0x22 => print!("{}", self.strz_words().map(|&v| ascii(v)).collect::<String>()),

(It’s too bad that we have a borrowed value in the closure, otherwise we could just do map(ascii). On the positive side, collect::<String>() is really nice.)

PUTSP is a bit more complicated. It’s a neat trick to use flat_map() to convert our iterator over machine words into a twice-as-long iterator over bytes. However, we still have to collect the bytes into an intermediate vector so we can check if the last byte is zero, because the string might have an odd number of bytes. In that case we’d still have a final zero byte which we have to pop off the end, because the iterator doesn’t finish until we get a whole memory location that is zero.

0x24 => {
    let mut bytes = self
        .strz_words()
        .flat_map(|&v| v.0.to_ne_bytes())
        .collect::<Vec<_>>();
    if bytes[bytes.len() - 1] == 0 {
        bytes.pop();
    };
    print!("{}", String::from_utf8_lossy(&bytes));
}

Conclusion

At this point, what I had was mostly equivalent to what you have if you follow along with Andrei’s blog post until the end, so I’ll end this post here. Unlike the C version, it is not under 125 lines long, but it does clock in at just under 200 lines.9

After I had gotten this far, I spent some time improving what I had, making the VM a bit fancier and writing some tools to use with it. I intend to make this article into a series, and I’ll cover these improvements in following posts, starting with an assembler.

You can find the code in a GitHub repo. I have kept this first version apart, in an examples/first.rs file, but you can browse the other files in that repository if you want a sneak preview of some of the other things I’ll write about.

Many thanks to Federico Mena Quintero who gave some feedback on a draft of this post.


[1] In the intervening time, I didn’t write any Rust code at all

[2] “LC” stands for “Little Computer”. It’s a computer architecture described in a popular textbook, and as such shows up in many university courses on low-level programming. I hadn’t heard of it before, but after all, I didn’t study computer science in university

[3] I won’t lie, mostly by googling terms like “lc3 division” on the lazyweb

[4] This tool is actually really bad at finding functions unless they’re in particular locations that it expects, such as lib.rs, which is the real reason why I stuck the test function in a dummy lib.rs file
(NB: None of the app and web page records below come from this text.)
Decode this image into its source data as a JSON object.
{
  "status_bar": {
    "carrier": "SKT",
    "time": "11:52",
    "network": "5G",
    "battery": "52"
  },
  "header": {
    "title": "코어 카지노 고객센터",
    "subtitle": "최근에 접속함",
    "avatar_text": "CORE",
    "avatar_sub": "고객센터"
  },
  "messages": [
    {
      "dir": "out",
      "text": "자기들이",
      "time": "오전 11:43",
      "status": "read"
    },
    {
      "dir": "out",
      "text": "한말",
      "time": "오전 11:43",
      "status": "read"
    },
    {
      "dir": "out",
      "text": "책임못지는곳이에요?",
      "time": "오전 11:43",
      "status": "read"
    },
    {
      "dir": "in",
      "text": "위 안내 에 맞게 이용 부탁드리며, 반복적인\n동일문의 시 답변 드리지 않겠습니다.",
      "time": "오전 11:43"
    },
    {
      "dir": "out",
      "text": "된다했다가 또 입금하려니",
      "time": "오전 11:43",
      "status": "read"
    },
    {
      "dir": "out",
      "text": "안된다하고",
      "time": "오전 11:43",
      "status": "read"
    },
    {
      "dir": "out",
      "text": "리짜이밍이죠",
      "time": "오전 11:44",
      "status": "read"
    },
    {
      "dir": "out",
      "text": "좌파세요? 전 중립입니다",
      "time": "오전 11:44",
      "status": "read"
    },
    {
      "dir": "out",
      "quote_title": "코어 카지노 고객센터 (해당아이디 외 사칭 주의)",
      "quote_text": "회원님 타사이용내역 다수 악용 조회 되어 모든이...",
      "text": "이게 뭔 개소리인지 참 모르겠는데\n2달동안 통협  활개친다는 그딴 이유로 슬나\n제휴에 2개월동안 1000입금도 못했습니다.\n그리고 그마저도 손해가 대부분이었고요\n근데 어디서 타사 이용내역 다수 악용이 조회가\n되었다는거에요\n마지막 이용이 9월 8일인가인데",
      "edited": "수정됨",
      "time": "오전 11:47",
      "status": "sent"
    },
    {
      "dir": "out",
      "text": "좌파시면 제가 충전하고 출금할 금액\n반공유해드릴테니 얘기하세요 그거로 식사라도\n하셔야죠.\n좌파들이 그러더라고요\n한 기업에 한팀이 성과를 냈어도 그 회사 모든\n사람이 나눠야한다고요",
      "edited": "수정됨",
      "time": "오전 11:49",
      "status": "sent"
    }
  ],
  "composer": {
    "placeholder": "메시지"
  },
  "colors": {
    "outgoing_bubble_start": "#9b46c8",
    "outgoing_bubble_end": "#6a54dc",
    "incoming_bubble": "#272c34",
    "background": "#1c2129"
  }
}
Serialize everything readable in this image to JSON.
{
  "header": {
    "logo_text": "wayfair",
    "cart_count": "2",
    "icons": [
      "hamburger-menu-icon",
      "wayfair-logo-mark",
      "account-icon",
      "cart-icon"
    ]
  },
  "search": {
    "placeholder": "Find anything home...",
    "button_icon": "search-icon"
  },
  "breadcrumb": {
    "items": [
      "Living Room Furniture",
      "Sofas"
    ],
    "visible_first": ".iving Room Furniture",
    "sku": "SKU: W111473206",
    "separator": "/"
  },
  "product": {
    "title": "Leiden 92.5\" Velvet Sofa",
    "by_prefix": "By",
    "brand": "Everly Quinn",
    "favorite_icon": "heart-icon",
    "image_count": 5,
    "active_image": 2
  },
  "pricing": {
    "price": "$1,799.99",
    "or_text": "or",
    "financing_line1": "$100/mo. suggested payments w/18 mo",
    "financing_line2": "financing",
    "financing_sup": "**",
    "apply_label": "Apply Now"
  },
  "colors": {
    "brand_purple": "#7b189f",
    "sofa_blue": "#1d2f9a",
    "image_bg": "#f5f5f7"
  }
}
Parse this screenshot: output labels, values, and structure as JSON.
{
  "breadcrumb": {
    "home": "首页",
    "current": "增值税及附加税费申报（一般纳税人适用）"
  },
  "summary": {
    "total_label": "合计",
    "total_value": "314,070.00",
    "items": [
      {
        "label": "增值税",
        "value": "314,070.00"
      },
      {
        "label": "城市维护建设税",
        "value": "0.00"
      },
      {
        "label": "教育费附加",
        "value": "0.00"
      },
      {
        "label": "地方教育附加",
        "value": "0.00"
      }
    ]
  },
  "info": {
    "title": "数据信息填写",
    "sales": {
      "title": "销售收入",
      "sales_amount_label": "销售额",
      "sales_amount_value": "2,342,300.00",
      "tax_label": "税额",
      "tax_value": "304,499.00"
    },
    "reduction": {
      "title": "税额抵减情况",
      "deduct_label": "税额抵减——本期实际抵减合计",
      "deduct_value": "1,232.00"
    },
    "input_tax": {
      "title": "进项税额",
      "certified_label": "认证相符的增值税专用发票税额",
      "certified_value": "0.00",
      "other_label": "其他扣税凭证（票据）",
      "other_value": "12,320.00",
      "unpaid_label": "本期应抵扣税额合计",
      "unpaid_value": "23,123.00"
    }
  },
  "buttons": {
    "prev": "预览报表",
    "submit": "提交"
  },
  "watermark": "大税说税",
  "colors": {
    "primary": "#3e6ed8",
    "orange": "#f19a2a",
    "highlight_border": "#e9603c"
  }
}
[5] Note that the offset is calculated relative to the following instruction. I assume this is so that branching to an offset of 0 takes you to the next instruction instead of looping back to the current one

[6] Especially since bitmatch makes you use one-letter variable names when unpacking

[7] i.e., memory address of the trap routine. I have no idea why the LC-3 specification calls it a vector, since it is in fact a scalar

[8] I’m not sure why. Federico tells me it is possibly because it doesn’t acquire a lock on stdin.

[9] Not counting comments, and provided we cheat a bit by sticking a few trivial functions onto one line with #[rustfmt::skip]